THE LONELY HEARTS HOTEL by Heather O’Neill, Hachette.
Rose and Pierrot are two children growing up in an early 20th-century Dickensian orphanage in Montreal. Rose is a delightful dancer with a steely core. Pierrot plays the piano like a dream, but is so lacking in guile he’ll be lucky to survive his childhood and the cruelties of the Depression era that await. The Lonely Hearts Hotel is reminiscent of Water for Elephants, the 2006 bestseller by Sara Gruen. Both tell a love story set in desperate times, and feature a cast of oddballs, villains and victims. But The Lonely Hearts Hotel has a little extra, a puckish charm, and an optimism that shines all the more brightly against the background of poverty, drug abuse and organised crime.

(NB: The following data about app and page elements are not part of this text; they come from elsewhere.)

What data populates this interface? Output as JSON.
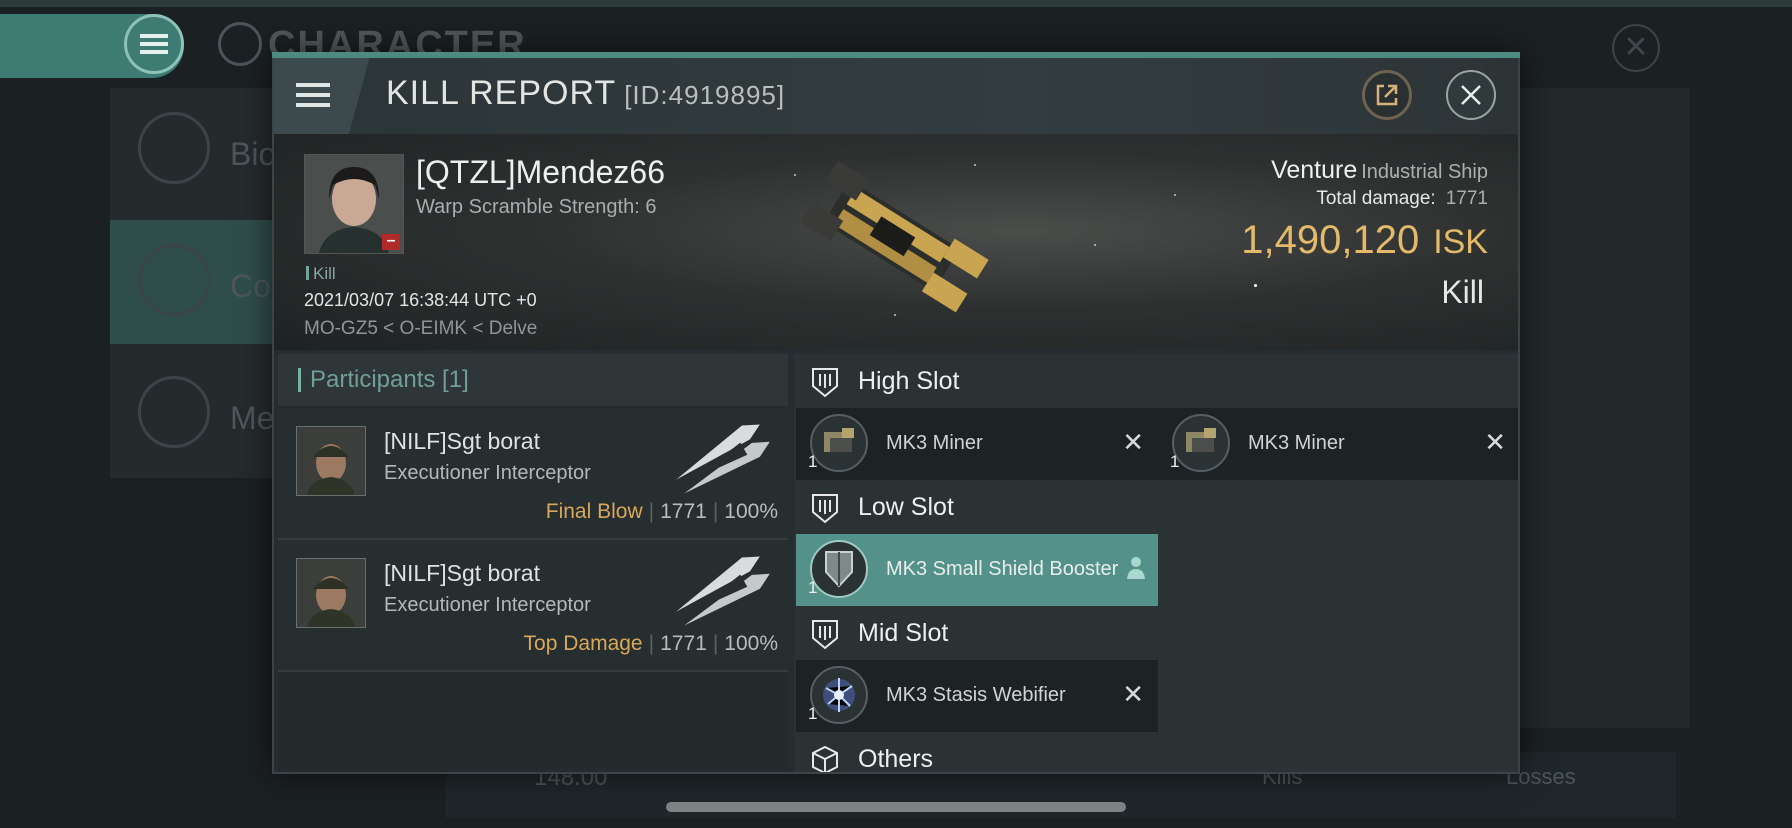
{
  "background": {
    "title": "CHARACTER",
    "sidebar": [
      {
        "label": "Bio"
      },
      {
        "label": "Co"
      },
      {
        "label": "Me"
      }
    ],
    "bottom_value": "148.00",
    "bottom_kills": "Kills",
    "bottom_losses": "Losses"
  },
  "report": {
    "title": "KILL REPORT",
    "id_label": "[ID:4919895]",
    "victim": {
      "name": "[QTZL]Mendez66",
      "subtitle": "Warp Scramble Strength: 6",
      "kill_tag": "Kill",
      "timestamp": "2021/03/07 16:38:44 UTC +0",
      "location": "MO-GZ5 < O-EIMK < Delve"
    },
    "ship": {
      "name": "Venture",
      "class": "Industrial Ship",
      "damage_label": "Total damage:",
      "damage_value": "1771",
      "isk_value": "1,490,120",
      "isk_unit": "ISK",
      "result": "Kill"
    },
    "participants": {
      "header": "Participants [1]",
      "rows": [
        {
          "name": "[NILF]Sgt borat",
          "ship": "Executioner Interceptor",
          "tag": "Final Blow",
          "damage": "1771",
          "percent": "100%"
        },
        {
          "name": "[NILF]Sgt borat",
          "ship": "Executioner Interceptor",
          "tag": "Top Damage",
          "damage": "1771",
          "percent": "100%"
        }
      ]
    },
    "slots": {
      "high": {
        "label": "High Slot",
        "modules": [
          {
            "name": "MK3 Miner",
            "qty": "1"
          },
          {
            "name": "MK3 Miner",
            "qty": "1"
          }
        ]
      },
      "low": {
        "label": "Low Slot",
        "modules": [
          {
            "name": "MK3 Small Shield Booster",
            "qty": "1"
          }
        ]
      },
      "mid": {
        "label": "Mid Slot",
        "modules": [
          {
            "name": "MK3 Stasis Webifier",
            "qty": "1"
          }
        ]
      },
      "others": {
        "label": "Others"
      }
    }
  },
  "colors": {
    "accent": "#4d8a80",
    "isk": "#e3b96a",
    "tag": "#d8a75b",
    "highlight": "#53918a"
  },
  "icons": [
    "menu-icon",
    "external-link-icon",
    "close-icon",
    "slot-shield-icon",
    "box-icon",
    "person-icon",
    "remove-icon"
  ]
}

Heather O’Neill’s writing is spare and brisk but the story she creates is as lush and magical as a fable.